The purpose of this study was to focus on the clinical and angiographical characteristics of patients with crescendo angina (i.e. worsening angina, including rest pain occurring against the background of previously established angina) compared with those with angina of recent onset and to discuss the results of medical and surgical treatment in this particular subset of patients. One hundred and thirteen patients with a pattern of crescendo angina, admitted to our clinic between January 1976 and July 1983, showed a greater incidence of prior transmural myocardial infarction (P <0.01), arterial hypertension (P <0.01), multivessel disease (P <0.01) and a lower value of left ventricular ejection fraction (P <0.05) than 183 patients with angina of new onset observed during the same period of time. Although medical treatment was able to stabilize symptoms in 69 patients with crescendo angina, 44 underwent urgent coronary bypass surgery, while another 25 patients had to be operated on during the first six-month follow-up. At the end of this period the cumulative probability of failure for medical therapy was 62%. Survival curves up to five years showed that medically treated patients with crescendo angina had a worse long-term prognosis than patients with unstable angina of new onset (P <0.01). On the contrary, no difference in survival was found between the surgically treated patients in the two groups.
|Number of pages||4|
|Journal||European Heart Journal|

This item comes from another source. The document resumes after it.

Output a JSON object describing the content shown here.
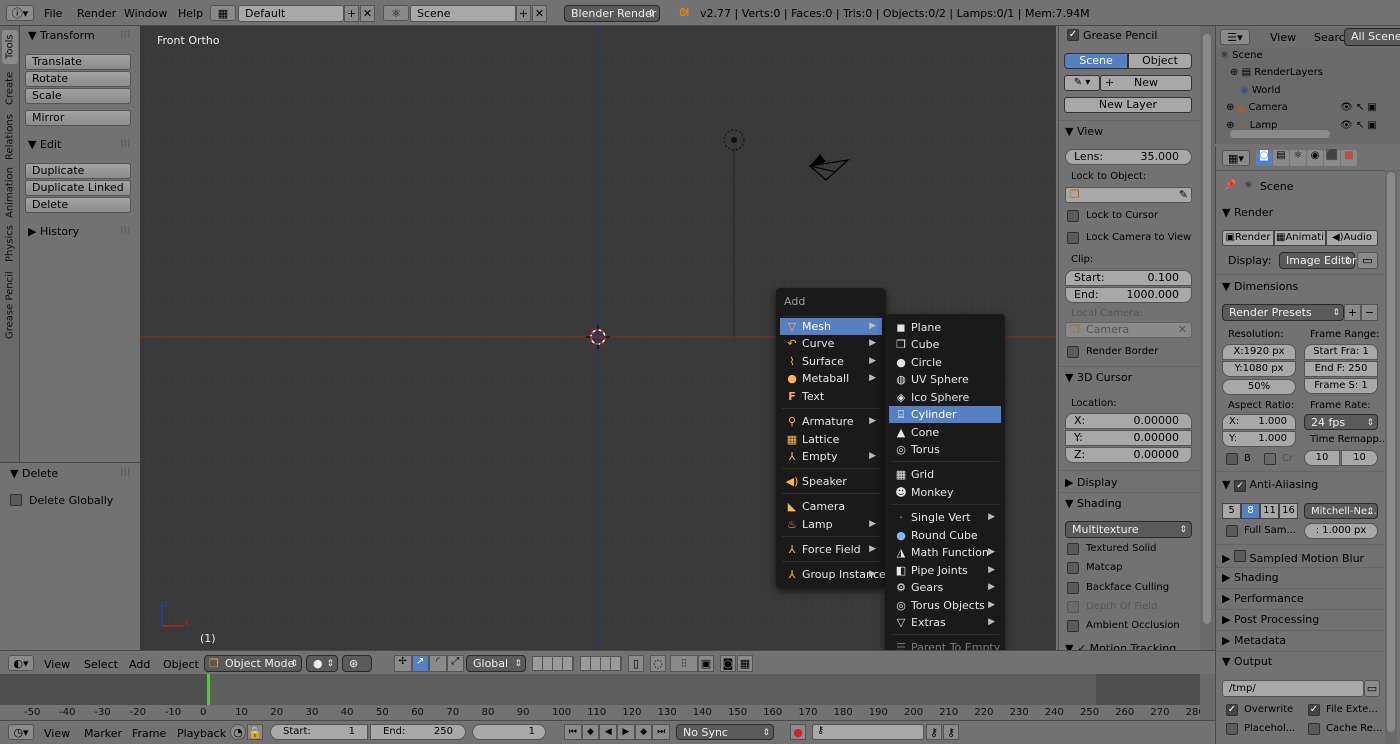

|Issue number||SUPPL. F|
|Publication status||Published - 1985|
ASJC Scopus subject areas
- Cardiology and Cardiovascular Medicine